The new director of the University of London’s Institute of Modern Languages Research sees stronger international links and public engagement as keys to combating the continuing crisis in her discipline.
The IMLR is funded by the Higher Education Funding Council for England to “promote and facilitate research” in modern languages. Catherine Davies took over as director on a four-year secondment from the University of Nottingham, where she serves as professor of Hispanic and Latin American studies.
She said she was “very angry” about the decline of modern languages within higher education, and the lack of “succession planning” to maintain the research base.

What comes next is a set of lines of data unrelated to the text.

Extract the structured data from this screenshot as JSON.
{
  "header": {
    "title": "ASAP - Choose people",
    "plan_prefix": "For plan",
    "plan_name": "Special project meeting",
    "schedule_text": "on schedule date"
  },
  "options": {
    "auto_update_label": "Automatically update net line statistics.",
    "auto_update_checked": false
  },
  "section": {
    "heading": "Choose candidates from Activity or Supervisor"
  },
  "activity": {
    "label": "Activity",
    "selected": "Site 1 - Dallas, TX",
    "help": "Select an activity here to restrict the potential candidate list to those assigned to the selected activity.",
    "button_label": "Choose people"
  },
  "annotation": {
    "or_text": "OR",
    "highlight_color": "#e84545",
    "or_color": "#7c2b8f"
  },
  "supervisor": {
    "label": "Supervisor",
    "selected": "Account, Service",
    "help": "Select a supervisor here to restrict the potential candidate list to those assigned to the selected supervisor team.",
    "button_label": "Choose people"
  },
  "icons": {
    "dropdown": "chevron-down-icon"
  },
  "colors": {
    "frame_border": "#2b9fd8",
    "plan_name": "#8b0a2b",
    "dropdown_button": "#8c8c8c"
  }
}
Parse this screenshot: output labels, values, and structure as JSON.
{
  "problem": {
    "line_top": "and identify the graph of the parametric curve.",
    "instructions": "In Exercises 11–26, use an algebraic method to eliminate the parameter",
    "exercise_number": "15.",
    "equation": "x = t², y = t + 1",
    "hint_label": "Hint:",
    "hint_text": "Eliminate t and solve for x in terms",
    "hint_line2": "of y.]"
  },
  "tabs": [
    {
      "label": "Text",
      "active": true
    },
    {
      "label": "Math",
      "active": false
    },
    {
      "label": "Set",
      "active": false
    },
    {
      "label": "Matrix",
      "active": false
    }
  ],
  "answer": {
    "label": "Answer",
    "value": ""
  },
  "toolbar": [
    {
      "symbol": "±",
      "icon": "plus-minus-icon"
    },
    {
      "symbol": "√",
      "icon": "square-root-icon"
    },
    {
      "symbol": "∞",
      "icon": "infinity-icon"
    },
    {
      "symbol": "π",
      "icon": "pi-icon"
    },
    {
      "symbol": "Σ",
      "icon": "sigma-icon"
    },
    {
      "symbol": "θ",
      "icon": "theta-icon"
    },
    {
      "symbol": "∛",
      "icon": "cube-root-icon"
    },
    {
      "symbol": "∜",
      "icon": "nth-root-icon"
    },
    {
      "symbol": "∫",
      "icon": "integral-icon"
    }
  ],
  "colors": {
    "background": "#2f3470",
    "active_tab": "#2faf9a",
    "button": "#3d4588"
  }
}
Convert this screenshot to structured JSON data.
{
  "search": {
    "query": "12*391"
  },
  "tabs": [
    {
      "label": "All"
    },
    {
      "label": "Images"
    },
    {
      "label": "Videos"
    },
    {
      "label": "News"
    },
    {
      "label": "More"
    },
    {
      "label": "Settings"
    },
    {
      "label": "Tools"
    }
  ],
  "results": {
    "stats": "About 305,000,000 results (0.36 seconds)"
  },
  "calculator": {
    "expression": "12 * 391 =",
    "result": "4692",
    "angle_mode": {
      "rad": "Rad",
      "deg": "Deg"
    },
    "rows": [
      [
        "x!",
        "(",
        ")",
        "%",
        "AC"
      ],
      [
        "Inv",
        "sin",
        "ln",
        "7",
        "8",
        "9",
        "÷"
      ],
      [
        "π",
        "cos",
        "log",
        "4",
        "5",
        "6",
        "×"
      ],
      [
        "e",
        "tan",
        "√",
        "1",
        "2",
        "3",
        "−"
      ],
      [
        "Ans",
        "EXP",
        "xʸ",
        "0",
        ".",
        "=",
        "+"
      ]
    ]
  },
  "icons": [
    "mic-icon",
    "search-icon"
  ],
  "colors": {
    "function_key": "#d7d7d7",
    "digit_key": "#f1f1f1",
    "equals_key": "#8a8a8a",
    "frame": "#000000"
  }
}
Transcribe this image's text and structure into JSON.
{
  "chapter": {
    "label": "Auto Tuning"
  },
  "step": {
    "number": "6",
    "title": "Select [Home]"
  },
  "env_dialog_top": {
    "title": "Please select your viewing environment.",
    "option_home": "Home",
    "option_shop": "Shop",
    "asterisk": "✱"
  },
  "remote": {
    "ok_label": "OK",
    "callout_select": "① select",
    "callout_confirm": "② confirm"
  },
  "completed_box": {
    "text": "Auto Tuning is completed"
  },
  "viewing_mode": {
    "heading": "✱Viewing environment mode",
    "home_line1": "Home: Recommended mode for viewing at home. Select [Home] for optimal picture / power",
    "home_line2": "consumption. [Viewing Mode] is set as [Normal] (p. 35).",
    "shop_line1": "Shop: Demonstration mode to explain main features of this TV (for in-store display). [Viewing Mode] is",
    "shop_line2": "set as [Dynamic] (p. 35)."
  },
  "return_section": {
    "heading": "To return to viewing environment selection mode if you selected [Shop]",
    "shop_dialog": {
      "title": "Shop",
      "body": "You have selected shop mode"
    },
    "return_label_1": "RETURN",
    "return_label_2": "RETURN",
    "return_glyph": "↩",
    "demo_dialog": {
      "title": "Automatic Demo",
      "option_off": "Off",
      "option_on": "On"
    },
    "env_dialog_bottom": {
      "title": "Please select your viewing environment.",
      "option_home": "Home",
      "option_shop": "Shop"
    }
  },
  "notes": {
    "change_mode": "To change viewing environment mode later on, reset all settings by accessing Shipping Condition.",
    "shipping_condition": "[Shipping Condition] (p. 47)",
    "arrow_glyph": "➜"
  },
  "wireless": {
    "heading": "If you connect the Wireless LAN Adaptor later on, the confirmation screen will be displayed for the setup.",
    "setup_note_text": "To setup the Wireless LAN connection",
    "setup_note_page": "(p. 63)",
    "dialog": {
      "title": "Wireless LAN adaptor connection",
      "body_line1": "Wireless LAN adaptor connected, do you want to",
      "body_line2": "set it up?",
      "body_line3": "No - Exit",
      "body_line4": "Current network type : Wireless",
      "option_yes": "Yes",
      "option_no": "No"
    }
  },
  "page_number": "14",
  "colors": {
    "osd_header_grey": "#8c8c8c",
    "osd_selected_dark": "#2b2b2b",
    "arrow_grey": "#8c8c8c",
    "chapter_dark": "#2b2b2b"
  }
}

“It’s not just a natural phenomenon,” she explained. “It’s to do with political decisions, with vice-chancellors’ decisions. Languages are not compulsory in schools, so most of the people doing languages come from the private sector – that’s cutting off the vast majority of our population.”
It is part of the IMLR’s mission, in Professor Davies’ view, “to try and reverse the decline. We’ve seen it done in Classics as well as in the sciences. There is good evidence that arts students don’t really cost universities £9,000 a year [to teach], but the surplus always seems to go elsewhere.”
She called on vice-chancellors “not to be always thinking of the money” but to introduce policies similar to the one adopted by University College London, which requires students to take a language half-course during their first year if they do not already have a C-grade GCSE in a foreign language. Her own career has given Professor Davies some other pointers as to how modern language researchers can raise their profiles and secure their future.
She started with a PhD at the University of Glasgow on a writer called Rosalia de Castro, “the equivalent of Robbie Burns” in the Galician region of Spain. This led to a book, “the first study of de Castro in her social and political context”, which was published in Spanish but not in English, and made her pretty well known in Galicia. Her other writings in Spanish have attracted interest well beyond academic specialists, “from teachers, people who work in museums, professional women”.
A recent visit to a Mexican bookshop reminded Professor Davies how much of the history of that country, to take just one example, is produced by people working in British universities. “A lot of our researchers who are unknown here are very famous in the countries they write about,” she said. “It would be good to make people aware of that.”
Equally crucial is public engagement. Professor Davies was principal investigator on the first research project, funded by the Arts and Humanities Research Council, to look at “gender and women’s participation in the Latin American independence wars of the early 19th century”. This led to contacts with the Latin American Women’s Rights Service and, since many of the people involved “didn’t know about the role of women in the independence period”, to both a girls’ drama project and a photographic exhibition. There was also an exhibition in City Hall earlier this year about the London Latin American community.
“You start off with a research project,” reflected Professor Davies, “and you get working with the idea of ‘women and independence’ or the Latin American community in London – it’s all part of the impact agenda.”
Register to continue
Get a month's unlimited access to THE content online. Just register and complete your career summary.
Registration is free and only takes a moment. Once registered you can read a total of 3 articles each month, plus:
- Sign up for the editor's highlights
- Receive World University Rankings news first
- Get job alerts, shortlist jobs and save job searches
- Participate in reader discussions and post comments
Or subscribe for unlimited access to:
- Unlimited access to news, views, insights & reviews
- Digital editions
- Digital access to THE’s university and college rankings analysis
- Unrestricted access to the UK and global edition of the THE app on IOS, Android and Kindle Fire
Already registered or a current subscriber? Sign in now